California crime bills stir controversy as they work their way through legislature

Two companion California crime bills, working their way through the legislature, caused a powerful backlash from a coalition of organizations looking out for the rights of theft victims, especially when violence comes into play. 

While some say the bills try to put more minor crimes in perspective, others say perspective depends on whether you are the criminal or the victim.

Under current law, a video showing three men knocking down and robbing a man in a laundry, is a felony. But, if Senate Bills 81 and 82 are passed and signed by California's governor, many robberies would be reduced from felonies to misdemeanors, if no weapon was used and the victim was not seriously injured.

It will also allow for the automatic reduction of a felony to a misdemeanor for a person already sentenced going back for years unless victims testify again.

"Let me tell you, many people still don't know that there's an SB 82 out there," said Carl Chan of the Oakland Chinese Chamber of Commerce, who opposes it.

In fact, a coalition of law enforcement, civic, and victims right advocates, who say crimes are skyrocketing, say SB 82 is bad medicine at this time.

"As a matter of fact, in our opinion, it is a crime in and of itself," said Rev. Walter Hoye of the Frederick Douglass Foundation.

"Women, minorities and senior citizens are the most vulnerable under SB 82, which also has not considered psychological impact to the victims," said Frank Lee of the Organization for Justice & Equality. 

"And, as we all know, there's been a surge of violent attacks and robberies targeting elderly Asian victims and that's ballooning out of control in the Bay Area," said Annie Esposito of Asian American Prosecutors Association.

Proponents say, four out of five California prisoners are serving enhanced sentences that require extra prison time; sometimes longer than the crime itself. Proponents also say such enhanced sentences are applied disproportionately to people of color or disabled.

But, the fact is people of color, disabled and elderly are often victims too. "Senate Bill 82 will encourage more robberies to occur and create a dangerous environment that puts all of California in danger," said Citrus Heights Police Chief Ron Lawrence.

"Ask the victim of a violent crime who has had themselves put in fear of their life, if they consider robbery to be petty," said Verne Pierson of the California District Attorney's Association.

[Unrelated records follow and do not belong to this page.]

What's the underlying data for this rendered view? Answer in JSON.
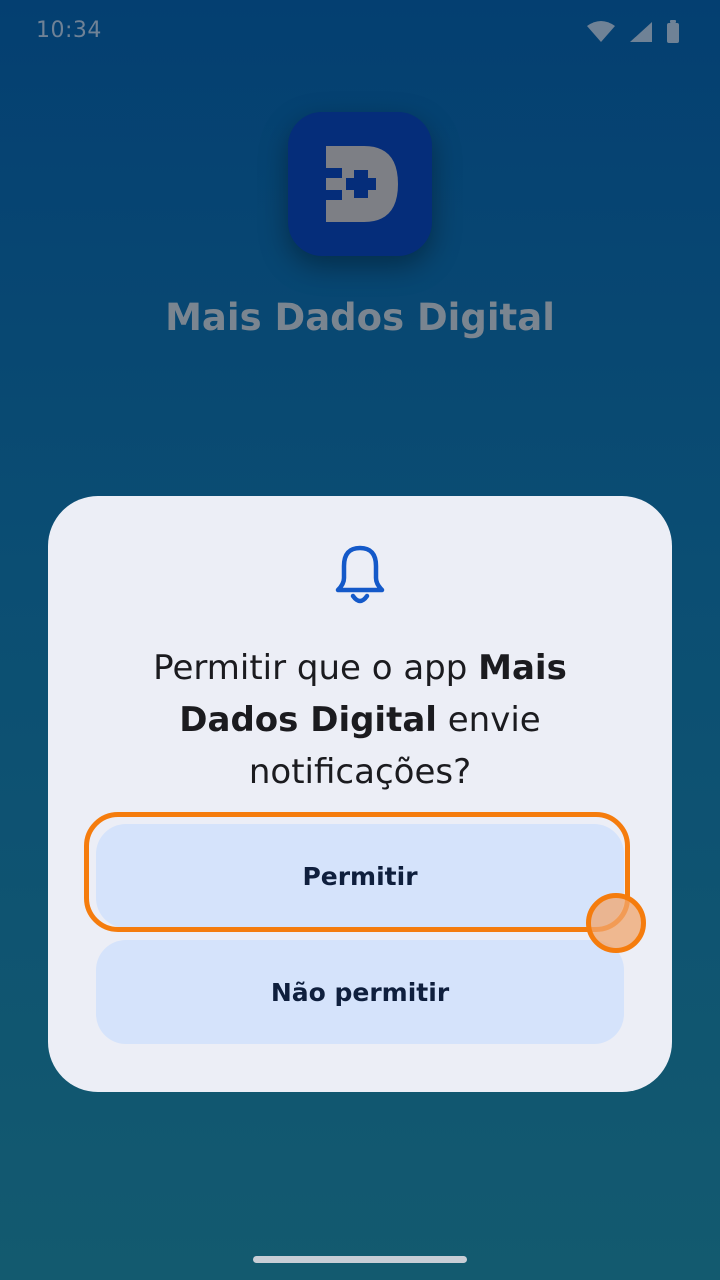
{
  "status_bar": {
    "time": "10:34",
    "icons": [
      "wifi-icon",
      "signal-icon",
      "battery-icon"
    ]
  },
  "app": {
    "name": "Mais Dados Digital",
    "icon": "app-logo-icon",
    "icon_color": "#052d7a"
  },
  "dialog": {
    "icon": "bell-icon",
    "title_prefix": "Permitir que o app ",
    "title_app_name": "Mais Dados Digital",
    "title_suffix": " envie notificações?",
    "allow_label": "Permitir",
    "deny_label": "Não permitir",
    "accent_color": "#1459c9",
    "button_color": "#d5e3fb"
  },
  "highlight_color": "#f57c0d"
}
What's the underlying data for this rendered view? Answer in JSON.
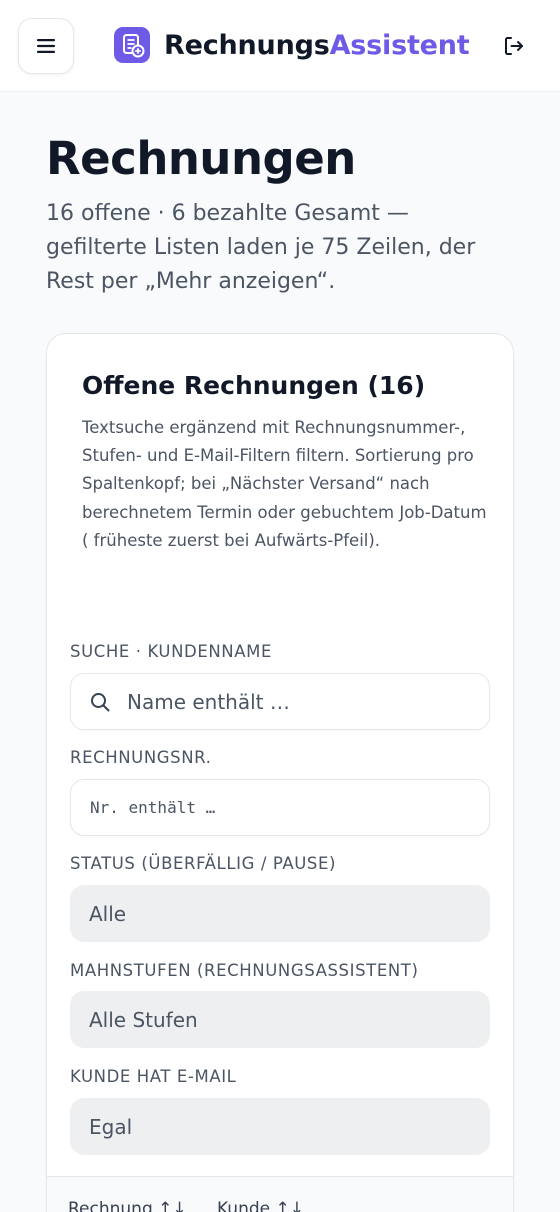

"Can you imagine your mother, your sister, your brother, your aunt, your uncle, your child or yourself having to go through that and a state or an elected official telling you that that's non-violent?" said Patricia Wenskunas of Crime Survivors. Inc.

The bill's author, Berkeley state Senator Nancy Skinner, said, "SB 82 would not result in lesser or different treatment of a violent crime or a hate crime. The purpose of SB 82 is simple: to clarify state law so that nonviolent cases of theft are not charged as violent felonies."